There are of course many ways to come up with significant new product ideas. Historically, the two main approaches have been: 1) to try to assess the market opportunities and pick potentially lucrative areas where significant pain exists; and 2) to look at what the technology or data enables – what’s just now possible – and match that up with the significant pain. You can think of the first as following the market, and the second as following the technology. Either way can get you to product market fit.
However, some of the most successful companies today have actually taken a third approach, and while it’s not appropriate for every company, I would like to suggest that this is an extremely powerful technique that’s largely under-utilized and under-appreciated in our industry. This third alternative is to allow, and even encourage, our customers to use our products to solve problems other than what we planned for and officially support.
There is a relatively new book on this topic written by a long-time friend of mine, Mike Fisher, called The Power of Customer Misbehavior. This book tells the eBay story from a viral growth perspective, but there are several other very good examples in there too. Admittedly, the book is a bit of a tough read as it is based on the research for Mike’s (second!) Ph.D., but the gist of the book is straightforward.
We realized very early on in the eBay situation that this was where much of the best innovation was happening, and we did everything we could think of to encourage and nurture customers using the eBay marketplace to be able to trade nearly anything. While the marketplace may have been originally designed to facilitate trading things like electronics and collectibles, soon people started trading things like concert tickets, and fine art, and even cars. As you might imagine, there are some very significant differences between safely buying and transporting a car, and buying a ticket that’s good for just one night and then worthless.
What I’m essentially arguing for here is a platform strategy, but normally we associate a platform with a set of API’s that allow second or third parties to create additional services and solutions on our foundation. Facebook’s platform is a good example of this. But a platform strategy can also be designed to be utilized directly by customers. Excel is an example of a general platform designed to be extended for new solutions by end customers.
Some product people can get upset when they find customers using their products for unintended use cases. Usually this concern is tied to the support obligations.
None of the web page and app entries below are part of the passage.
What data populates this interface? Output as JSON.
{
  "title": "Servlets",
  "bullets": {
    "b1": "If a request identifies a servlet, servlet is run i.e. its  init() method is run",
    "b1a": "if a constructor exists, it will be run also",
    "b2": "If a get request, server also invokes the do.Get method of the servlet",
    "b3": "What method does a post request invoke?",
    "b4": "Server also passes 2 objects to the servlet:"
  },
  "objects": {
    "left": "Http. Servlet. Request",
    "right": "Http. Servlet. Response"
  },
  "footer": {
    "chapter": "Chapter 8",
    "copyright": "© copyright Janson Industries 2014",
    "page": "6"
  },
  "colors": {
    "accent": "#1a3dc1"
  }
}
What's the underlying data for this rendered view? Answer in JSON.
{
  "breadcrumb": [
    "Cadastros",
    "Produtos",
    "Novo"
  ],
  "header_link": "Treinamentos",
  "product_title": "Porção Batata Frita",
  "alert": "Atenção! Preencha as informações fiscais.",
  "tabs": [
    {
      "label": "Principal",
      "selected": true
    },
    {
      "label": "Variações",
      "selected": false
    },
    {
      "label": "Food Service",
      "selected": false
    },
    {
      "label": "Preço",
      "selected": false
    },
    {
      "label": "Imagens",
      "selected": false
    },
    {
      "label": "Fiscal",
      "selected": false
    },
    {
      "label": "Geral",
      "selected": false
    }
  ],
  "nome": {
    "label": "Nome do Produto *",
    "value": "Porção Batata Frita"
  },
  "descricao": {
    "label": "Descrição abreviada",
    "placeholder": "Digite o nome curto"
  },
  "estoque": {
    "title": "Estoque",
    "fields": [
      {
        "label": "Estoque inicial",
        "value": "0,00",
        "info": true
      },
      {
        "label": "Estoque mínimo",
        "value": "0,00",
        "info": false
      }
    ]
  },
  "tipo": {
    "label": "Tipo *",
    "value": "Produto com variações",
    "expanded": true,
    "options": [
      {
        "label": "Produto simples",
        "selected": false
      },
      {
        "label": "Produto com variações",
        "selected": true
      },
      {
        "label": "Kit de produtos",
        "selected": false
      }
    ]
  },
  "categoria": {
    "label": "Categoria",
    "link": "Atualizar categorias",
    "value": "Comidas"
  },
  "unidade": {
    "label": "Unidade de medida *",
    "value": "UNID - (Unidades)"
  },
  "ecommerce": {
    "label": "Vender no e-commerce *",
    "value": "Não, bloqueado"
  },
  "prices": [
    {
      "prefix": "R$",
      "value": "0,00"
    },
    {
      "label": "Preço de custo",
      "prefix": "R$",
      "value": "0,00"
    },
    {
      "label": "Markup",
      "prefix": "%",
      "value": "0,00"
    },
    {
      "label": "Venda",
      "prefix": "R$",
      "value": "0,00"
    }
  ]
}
However, I’m suggesting that this platform use case can be very strategic and well worth the investment to support, as if you find your customers using your product in ways you didn’t predict this is potentially very valuable info. Dig in a little and learn what problem they are trying to solve, and why they believe your product might provide the right foundation. Do this enough and you’ll soon see patterns and potentially some very big product opportunities.